- Post 15 September 2016
The indigenous Syriacs (Arameans) of Iraq are deeply concerned about their rights and future in their ancestral land. The Nineveh Plain is close to be reconquered from ISIS, but the Syriacs fear to return home without international protection. The first step to ensure their future in their homeland begins with granting them recognition in Article 125 of the Iraqi Constitution.
Without constitutional recognition, the Syriacs have no legal existence. In addition, the present ID Card even forces them to adopt an identity that is foreign to them, such as Arab, Turkmen, Chaldean or Assyrian. With the lack of a legal status in their native country and the reconquest of the Nineveh Plain in sight, there is a risk that Iraq may lose a critical component of its ancient ethno-religious mosaic.
“This absence of appreciation, acknowledgment and support does not promise much good. Our people are seriously concerned about their future in the homeland and it has led to angry reactions from hundreds of thousands of Arameans in and beyond Iraq who refuse to identify themselves other than Syriacs or Arameans. The WCA urgently appeals to Iraq’s lawmakers to make constitutional amendments and offer the Syriacs perspectives in Iraq’s post-ISIS period,” emphasizes the President of the World Council of Arameans (Syriacs (“WCA”)), Johny Messo.
The Chaldean and Assyrian politicians who were part of the committee that was responsible for the constitutional changes also failed to represent the interests of Iraq’s Syriac Christians. Yesterday, the Chaldean Patriarch Mar Louis Sako, leader of Iraq’s largest Christian community, expressed written support for the demand of the Syriacs, who represent the second-largest Christian group in Iraq.
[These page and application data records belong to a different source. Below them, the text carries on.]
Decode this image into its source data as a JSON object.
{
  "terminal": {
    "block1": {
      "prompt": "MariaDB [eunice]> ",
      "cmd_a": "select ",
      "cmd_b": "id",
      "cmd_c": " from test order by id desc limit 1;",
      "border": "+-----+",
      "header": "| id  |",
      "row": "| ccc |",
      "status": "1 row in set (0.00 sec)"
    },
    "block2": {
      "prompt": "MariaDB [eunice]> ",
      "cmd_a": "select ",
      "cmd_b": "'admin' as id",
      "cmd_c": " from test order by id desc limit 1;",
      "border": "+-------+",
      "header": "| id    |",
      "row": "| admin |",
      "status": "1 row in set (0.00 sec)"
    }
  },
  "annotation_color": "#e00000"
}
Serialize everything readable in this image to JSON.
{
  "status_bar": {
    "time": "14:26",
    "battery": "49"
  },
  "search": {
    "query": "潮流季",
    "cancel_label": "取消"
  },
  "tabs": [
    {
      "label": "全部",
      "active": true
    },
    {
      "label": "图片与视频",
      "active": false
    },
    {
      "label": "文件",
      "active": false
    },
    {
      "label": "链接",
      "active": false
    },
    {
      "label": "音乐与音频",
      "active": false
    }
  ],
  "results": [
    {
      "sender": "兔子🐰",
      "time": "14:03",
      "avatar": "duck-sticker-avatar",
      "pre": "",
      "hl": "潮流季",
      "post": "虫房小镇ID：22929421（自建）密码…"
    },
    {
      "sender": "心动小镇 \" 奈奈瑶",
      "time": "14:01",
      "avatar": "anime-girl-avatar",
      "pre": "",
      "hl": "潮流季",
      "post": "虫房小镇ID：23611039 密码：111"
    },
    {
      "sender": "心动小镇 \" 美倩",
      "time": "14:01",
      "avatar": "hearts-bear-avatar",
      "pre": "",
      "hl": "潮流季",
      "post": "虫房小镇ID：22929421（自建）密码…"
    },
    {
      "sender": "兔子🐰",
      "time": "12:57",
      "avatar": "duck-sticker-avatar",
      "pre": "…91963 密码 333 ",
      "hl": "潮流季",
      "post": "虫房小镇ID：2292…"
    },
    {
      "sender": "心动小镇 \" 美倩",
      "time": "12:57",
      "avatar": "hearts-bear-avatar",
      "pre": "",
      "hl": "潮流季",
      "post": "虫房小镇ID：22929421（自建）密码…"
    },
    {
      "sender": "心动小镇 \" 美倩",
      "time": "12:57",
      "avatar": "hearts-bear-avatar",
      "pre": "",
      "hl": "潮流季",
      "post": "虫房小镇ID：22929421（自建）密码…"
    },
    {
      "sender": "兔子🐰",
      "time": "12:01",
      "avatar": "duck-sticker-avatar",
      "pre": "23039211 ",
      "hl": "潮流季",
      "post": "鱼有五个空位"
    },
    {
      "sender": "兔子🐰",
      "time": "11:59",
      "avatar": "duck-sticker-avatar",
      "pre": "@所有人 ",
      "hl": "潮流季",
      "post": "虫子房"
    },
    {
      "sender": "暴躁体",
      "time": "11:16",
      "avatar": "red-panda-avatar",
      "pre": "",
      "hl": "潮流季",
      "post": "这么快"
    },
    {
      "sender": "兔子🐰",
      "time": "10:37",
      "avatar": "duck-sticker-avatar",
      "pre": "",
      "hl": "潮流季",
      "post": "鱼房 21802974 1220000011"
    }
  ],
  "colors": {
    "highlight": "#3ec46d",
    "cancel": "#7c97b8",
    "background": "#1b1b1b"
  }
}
The WCA calls upon Iraqi lawmakers to rectify this issue without further delay in order to put an end to the ongoing exclusion of the Syriacs from the constitution. The answer to this appeal is critical. They can show that they really care about protecting the right of existence of the Syriacs in their homeland and save Iraq’s rich multi-ethnic, multi-religious and multi-linguistic heritage, of which the Syriac (Aramean) Christians and their Syriac (Aramaic) language are an ancient but threatened representative.